Vietnam must take four steps to boost innovation in its economy, a new World Bank report has said.

“Sustaining high growth over an extended period will depend on an aggressive agenda to spur
learning and innovation”, according to The World Bank and the Ministry of Planning and Investment of Vietnam, authors of the report. “The reiterative process of seeking new technologies to improve production is at the heart of an innovation-led economy”.

1. Increasing business competition

First, it should increase competition within industries. “Raising competitive pressures will force firms to seek knowledge to stay in business”, it said.

A lack of competitive pressure creates an environment where “labour productivity does not have to grow to ensure a firm’s survival”, leading to stagnant growth, it wrote.
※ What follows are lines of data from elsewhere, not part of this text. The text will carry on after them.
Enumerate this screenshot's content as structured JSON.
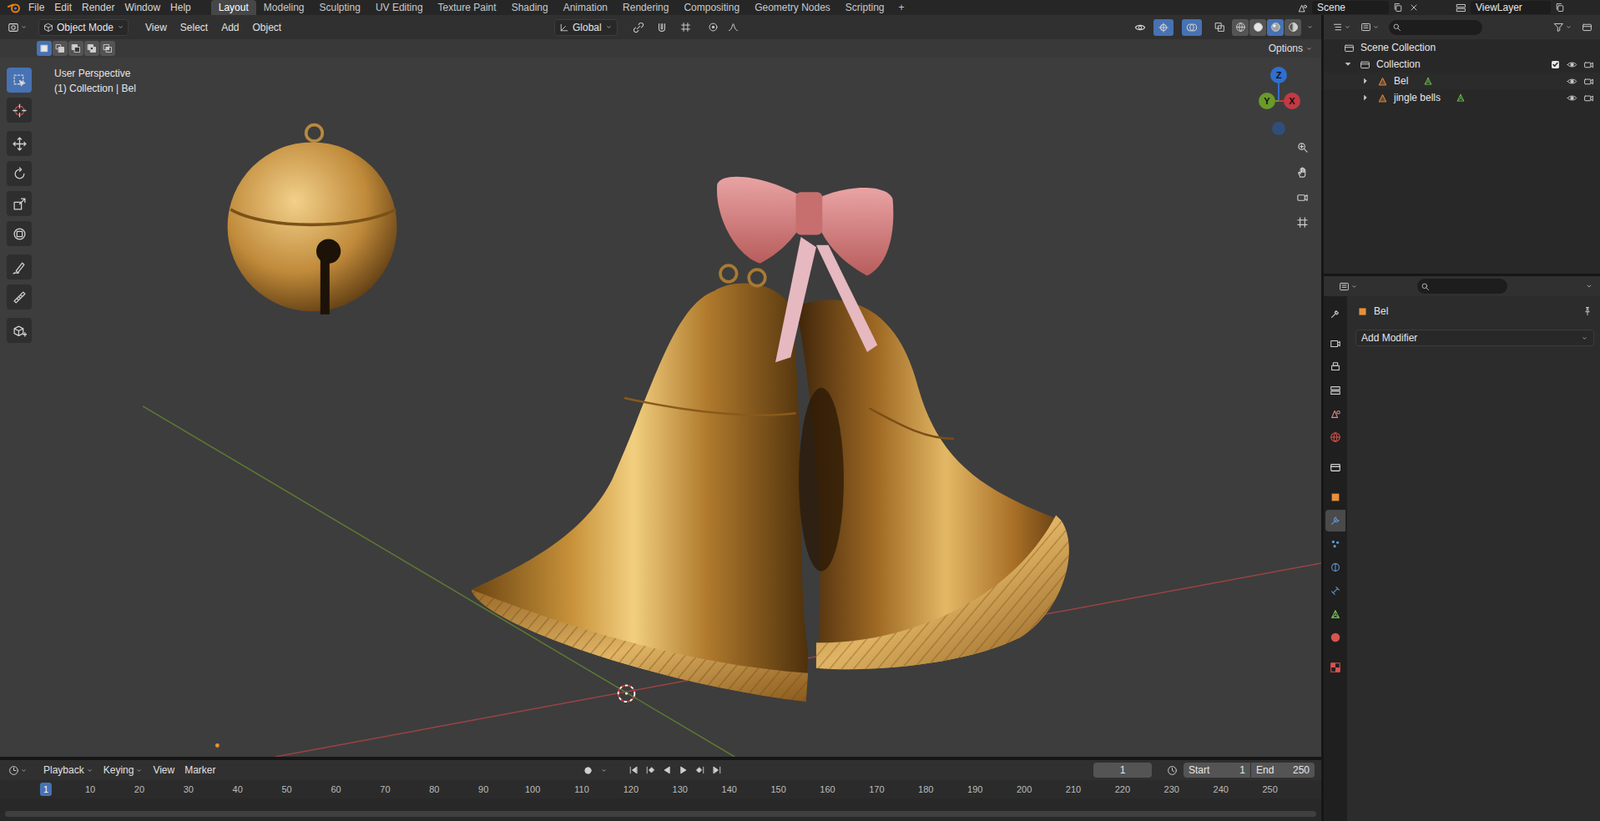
{
  "topbar": {
    "menus": [
      "File",
      "Edit",
      "Render",
      "Window",
      "Help"
    ],
    "workspaces": [
      {
        "label": "Layout",
        "selected": true
      },
      {
        "label": "Modeling",
        "selected": false
      },
      {
        "label": "Sculpting",
        "selected": false
      },
      {
        "label": "UV Editing",
        "selected": false
      },
      {
        "label": "Texture Paint",
        "selected": false
      },
      {
        "label": "Shading",
        "selected": false
      },
      {
        "label": "Animation",
        "selected": false
      },
      {
        "label": "Rendering",
        "selected": false
      },
      {
        "label": "Compositing",
        "selected": false
      },
      {
        "label": "Geometry Nodes",
        "selected": false
      },
      {
        "label": "Scripting",
        "selected": false
      }
    ],
    "add_workspace": "+",
    "scene": "Scene",
    "view_layer": "ViewLayer"
  },
  "viewport": {
    "mode": "Object Mode",
    "menus": [
      "View",
      "Select",
      "Add",
      "Object"
    ],
    "orientation": "Global",
    "options": "Options",
    "view_name": "User Perspective",
    "context": "(1) Collection | Bel",
    "shading": [
      {
        "kind": "wireframe",
        "selected": false
      },
      {
        "kind": "solid",
        "selected": false
      },
      {
        "kind": "material",
        "selected": true
      },
      {
        "kind": "rendered",
        "selected": false
      }
    ],
    "select_modes": [
      {
        "kind": "set",
        "selected": true
      },
      {
        "kind": "extend",
        "selected": false
      },
      {
        "kind": "subtract",
        "selected": false
      },
      {
        "kind": "difference",
        "selected": false
      },
      {
        "kind": "intersect",
        "selected": false
      }
    ],
    "tools": [
      {
        "kind": "select",
        "selected": true
      },
      {
        "kind": "cursor",
        "selected": false
      },
      {
        "kind": "move",
        "selected": false
      },
      {
        "kind": "rotate",
        "selected": false
      },
      {
        "kind": "scale",
        "selected": false
      },
      {
        "kind": "transform",
        "selected": false
      },
      {
        "kind": "annotate",
        "selected": false
      },
      {
        "kind": "measure",
        "selected": false
      },
      {
        "kind": "add-cube",
        "selected": false
      }
    ],
    "gizmo": [
      {
        "label": "Z",
        "color": "#2f6fcf"
      },
      {
        "label": "Y",
        "color": "#6a9a2a"
      },
      {
        "label": "X",
        "color": "#c23a44"
      }
    ]
  },
  "timeline": {
    "menus": [
      {
        "label": "Playback",
        "kind": "dropdown"
      },
      {
        "label": "Keying",
        "kind": "dropdown"
      },
      {
        "label": "View",
        "kind": "menu"
      },
      {
        "label": "Marker",
        "kind": "menu"
      }
    ],
    "current_frame": "1",
    "start_label": "Start",
    "start": "1",
    "end_label": "End",
    "end": "250",
    "ruler": [
      {
        "label": "1",
        "selected": true
      },
      {
        "label": "10",
        "selected": false
      },
      {
        "label": "20",
        "selected": false
      },
      {
        "label": "30",
        "selected": false
      },
      {
        "label": "40",
        "selected": false
      },
      {
        "label": "50",
        "selected": false
      },
      {
        "label": "60",
        "selected": false
      },
      {
        "label": "70",
        "selected": false
      },
      {
        "label": "80",
        "selected": false
      },
      {
        "label": "90",
        "selected": false
      },
      {
        "label": "100",
        "selected": false
      },
      {
        "label": "110",
        "selected": false
      },
      {
        "label": "120",
        "selected": false
      },
      {
        "label": "130",
        "selected": false
      },
      {
        "label": "140",
        "selected": false
      },
      {
        "label": "150",
        "selected": false
      },
      {
        "label": "160",
        "selected": false
      },
      {
        "label": "170",
        "selected": false
      },
      {
        "label": "180",
        "selected": false
      },
      {
        "label": "190",
        "selected": false
      },
      {
        "label": "200",
        "selected": false
      },
      {
        "label": "210",
        "selected": false
      },
      {
        "label": "220",
        "selected": false
      },
      {
        "label": "230",
        "selected": false
      },
      {
        "label": "240",
        "selected": false
      },
      {
        "label": "250",
        "selected": false
      }
    ]
  },
  "outliner": {
    "root": "Scene Collection",
    "rows": [
      {
        "label": "Collection",
        "kind": "collection",
        "depth": 0,
        "expanded": true,
        "visible": true,
        "excluded": false
      },
      {
        "label": "Bel",
        "kind": "mesh",
        "depth": 1,
        "expanded": false,
        "visible": true,
        "excluded": false
      },
      {
        "label": "jingle bells",
        "kind": "mesh",
        "depth": 1,
        "expanded": false,
        "visible": true,
        "excluded": false
      }
    ]
  },
  "properties": {
    "tabs": [
      {
        "kind": "tool",
        "selected": false
      },
      {
        "kind": "render",
        "selected": false
      },
      {
        "kind": "output",
        "selected": false
      },
      {
        "kind": "view-layer",
        "selected": false
      },
      {
        "kind": "scene",
        "selected": false
      },
      {
        "kind": "world",
        "selected": false
      },
      {
        "kind": "collection",
        "selected": false
      },
      {
        "kind": "object",
        "selected": false
      },
      {
        "kind": "modifiers",
        "selected": true
      },
      {
        "kind": "particles",
        "selected": false
      },
      {
        "kind": "physics",
        "selected": false
      },
      {
        "kind": "constraints",
        "selected": false
      },
      {
        "kind": "data",
        "selected": false
      },
      {
        "kind": "material",
        "selected": false
      },
      {
        "kind": "texture",
        "selected": false
      }
    ],
    "object": "Bel",
    "add_modifier": "Add Modifier"
  }
}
According to the 2015-2016 Global Competitiveness Report, Vietnam ranked 56th out of 140 countries on overall competitiveness.

2. Keep updated with tech trends

Second, it should help firms keep up with tech trends, exposing local companies to global production technologies and processes. This “gives an advantage to the fastest-learning firms and prepares them to seek ‘frontier knowledge’”.

“While Vietnam has numerous interventions and programs for accelerating technology learning in firms, few are effective, the World Bank said. “Many are too slow or bureaucratic,and they lack experienced, successful technology entrepreneurs and managers”, it added.

3. Boost R&D

Third, the country should improve the quality and quantity of its research and development efforts, and focus on skills training.

It envisions Vietnam’s government research institutes and tertiary education institutions providing insights and connections to international examples, “responding to the need for relevant knowledge and skills”.

Currently, “R&D is conducted almost exclusively in the public sector” and “only a few dozen [units] have reputations for doing useful, high quality work”, it wrote.

Local entrepreneurs have a “poor opinion” of the government’s research quality and their collaboration with private sector. “Substantial reform in [government research institutes] and universities — and tighter links between them — should be a central element that precedes funding increases”, it added.

Vietnam has separate systems for conducting public sector research and for training researchers through the education system, which “raises the costs of both systems while lowering effectiveness”, it said.

4. Improve standards of education

Fourth, the nation should improve the quality of universities and institutes of higher learning. This requires greater independence from the communist government.

At present, decisions to set up more education institutions “are still subject to governmental review or approval”, it found, where “even the most independant tertiary education institutions operate within narrow confines for spending, generating revenue, and establishing salary and enrollment policies”.

“Total undergraduate enrollment increased by 57 percent between 2005 and 2012. But the country barely kept pace with its competitors in G20 and OECD countries”, it found.

“Accelerating technological change means that this problem will worsen unless bolder and quicker reforms are adopted”, the World Bank warns.

However, the report concluded that Vietnam is on the right path: “The government’s effort to create new model universities in partnership with economically advanced countries is a step in the right direction. This experiment should be replicated and rapidly scaled up throughout the system.”

Image by William, licensed under CC BY-ND 2.0